In January 1836, Sam Houston requested permission to “blow up the Alamo” as he didn’t think that group had enough men to defend it. He wanted the supplies and canyons moved  to Gonzales for his use, but Texas Governor Henry Smith denied the request.

A group of only 200 defended the Alamo for 13 days against General Santa Anna and his 5,000 strong Mexican army.  On March 6, 1836, the final battle erupted before daybreak when the Mexicans scaled the walls, rushed into the compound and seized the property.

Visitors to the Alamo!

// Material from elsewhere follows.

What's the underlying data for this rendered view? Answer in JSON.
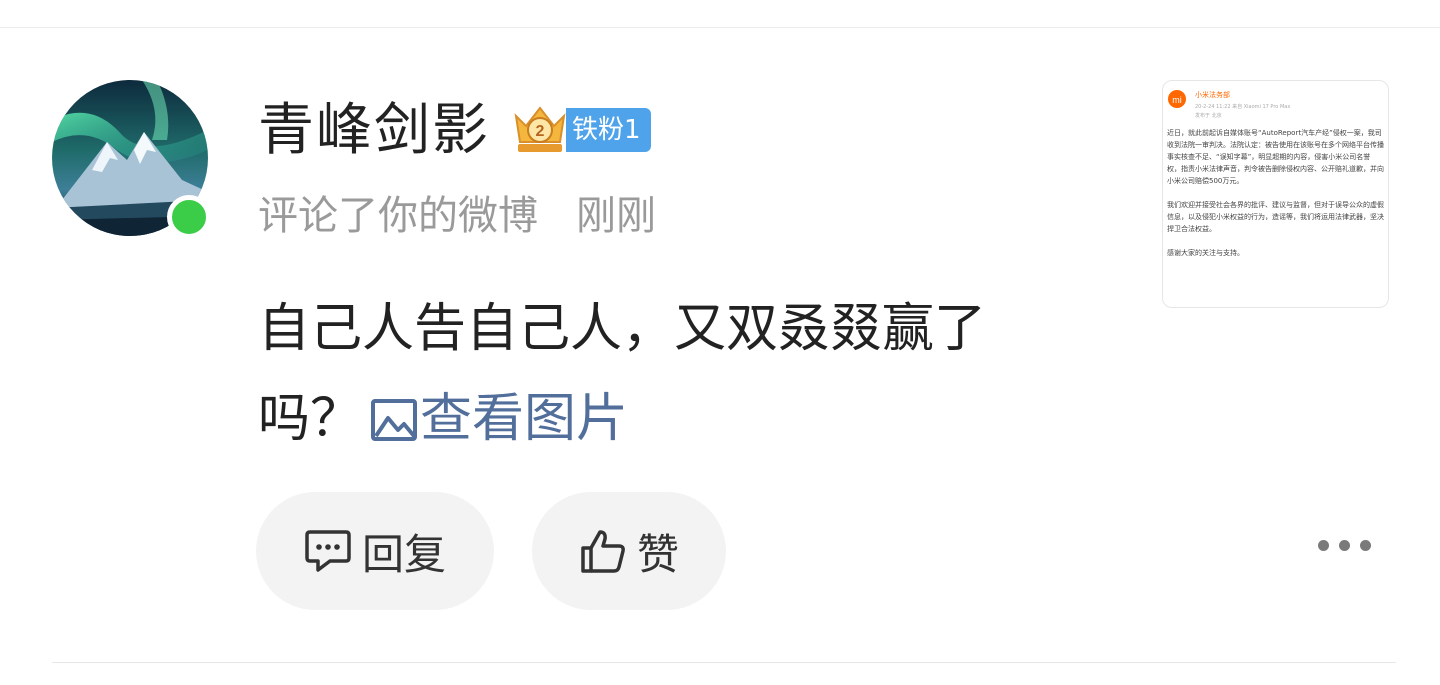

Twenty six women and children survived including the widow of Gregorio Esparza and his four children. While Gregorio fought for freedom inside the Alamo, his brother Enrique had joined the Mexican army.  Enrique survived and claimed his brothers’ body for burial, the only Christian burial Santa Anna permitted. All the other defenders were cremated.  The manager of La Cantera Resort, where I stayed, showed me the Esparza Library in the hotel, honoring the family.

In 1884, the Alamo was sold to a grocery firm who wanted, in turn, to sell it to a hotel developer. Many people were opposed, especially Clara Driscoll who gave thousands of dollars to prevent the hotel construction. Driscoll eventually worked out a plan to purchase the property for the state.

In 1905, the Daughters of the Republic of Texas (DRT) became custodians of the Alamo and remain so today. However, they are being investigated by the state of Texas for neglecting to properly maintain and preserve the site.

The Alamo receives no taxpayer funding and offers free admission to an estimated 2.5 million visitors each year. This year they are celebrating the Alamo’s 175th anniversary.

And, UK’s music legend, Phil Collins, has the largest private collection of Alamo memorabilia in the world.


So, there you have it, lessons learned from travel: I better understand the sacred piece of Texas history and promise to Remember the Alamo.


Debi at The Alamo- No photos allowed inside, so everyone takes a shot of the exterior.
The Alamo Gardens